Free Cash Flow

Jain Irrigation reported negative free cash flow for seven straight years before it turned positive in the year ended March 2018 as it repaid some high-cost loans and acquired two distribution businesses in the U.S. The numbers for 2018-19 are still to be disclosed.

The company is optimistic about generating substantial free cash flow in the coming years. Without giving details, the company said it’s taking initiatives to improve performance and operational efficiencies and better working capital management. The company expects an annualised growth rate of 15 percent over the next three years, and the free cash flow would be used to pare debt. Jain Irrigation’s net cash flow from operation, according to Bloomberg data, stood at Rs 846 crore as of March 2018.

Analysts’ View

CARE Ratings Ltd. downgraded the company’s debt in April. Its long-term bank facilities worth Rs 2,433.20 crore were assigned a BBB+ rating compared to A-. Its lowered the short-term bank facilities of Rs 2,220 crore to A3+ rating from A2.

Reduction of debt level, according to Mrinalini Chetty, research analyst at Centrum Broking, is a key monitorable for the Jain Irrigation stock. While the management guided for a debt-to-Ebitda of three times in the fourth quarter, Centrum Broking expects the level at 3.3 times in the ongoing financial year and 2.8 times in the next fiscal.
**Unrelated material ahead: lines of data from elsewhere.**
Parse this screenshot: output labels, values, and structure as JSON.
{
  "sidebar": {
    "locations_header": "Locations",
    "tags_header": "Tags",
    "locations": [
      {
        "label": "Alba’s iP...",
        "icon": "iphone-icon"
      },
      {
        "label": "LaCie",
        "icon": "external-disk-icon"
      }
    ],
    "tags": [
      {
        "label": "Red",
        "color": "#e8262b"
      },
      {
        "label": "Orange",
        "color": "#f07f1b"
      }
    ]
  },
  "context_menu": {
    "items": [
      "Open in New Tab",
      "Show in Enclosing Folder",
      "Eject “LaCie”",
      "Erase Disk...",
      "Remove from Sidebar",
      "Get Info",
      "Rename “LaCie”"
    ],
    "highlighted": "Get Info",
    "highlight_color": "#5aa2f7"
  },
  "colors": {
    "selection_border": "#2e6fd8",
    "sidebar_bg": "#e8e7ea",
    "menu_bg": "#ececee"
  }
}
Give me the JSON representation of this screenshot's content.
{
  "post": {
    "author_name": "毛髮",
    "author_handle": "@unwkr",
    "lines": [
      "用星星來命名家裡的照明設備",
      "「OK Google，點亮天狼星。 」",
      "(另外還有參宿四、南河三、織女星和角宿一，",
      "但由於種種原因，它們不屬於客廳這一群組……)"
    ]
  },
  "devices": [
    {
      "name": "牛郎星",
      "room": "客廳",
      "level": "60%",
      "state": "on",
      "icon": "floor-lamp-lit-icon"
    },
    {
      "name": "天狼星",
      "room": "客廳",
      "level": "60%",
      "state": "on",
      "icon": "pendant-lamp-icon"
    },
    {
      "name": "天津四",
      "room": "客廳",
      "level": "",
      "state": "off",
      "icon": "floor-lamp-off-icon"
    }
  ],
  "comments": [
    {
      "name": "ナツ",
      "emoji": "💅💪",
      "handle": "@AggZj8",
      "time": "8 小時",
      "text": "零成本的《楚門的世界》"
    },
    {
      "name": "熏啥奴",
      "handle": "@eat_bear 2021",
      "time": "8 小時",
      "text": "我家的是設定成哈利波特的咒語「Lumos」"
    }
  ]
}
But it remains positive on the company.

Kiran Shankar Prasad, analyst at Karvy, said the company’s decision to expand proved to be “painful” for stakeholders as better part of earnings is going toward meeting finance cost, leaving little room for value creation.

What’s Next

Jain Irrigation expects to lower debt in the next two years as it’s working on “unlocking value” in each of its three business verticals—hi-tech agricultural input products, plastic and agro processing divisions—and plans to “monetise” assets.

The management after the third quarter said they aim to reduce debt by Rs 600-700 crore in the fourth quarter. Historically, it generates a lot of cash flows in the fourth quarter which will be used to reduce debt. The company plans to lower the debt-to-Ebitda to 3 times in the fourth quarter from 3.6 times as of December. The current level of earnings, it said, is enough to service the debt and there’s a “good chance” to increase earnings substantially.

The company also intends to raise long-term debt in the ongoing financial year to reduce the refinancing risk inherent in the short-term loans and improve the debt coverage ratios, it said in the emailed response. The long-term debt, according to Jain Irrigation, would be serviced through internal accruals. Also, the working capital loans need not be repaid as these are credit lines issued by the consortium of banks, it said.

Besides, it’s exploring an initial public offering or stake sale of its subsidiary Jain Farm Fresh Foods. The company aims to expands its presence in Europe and Asia and the U.S.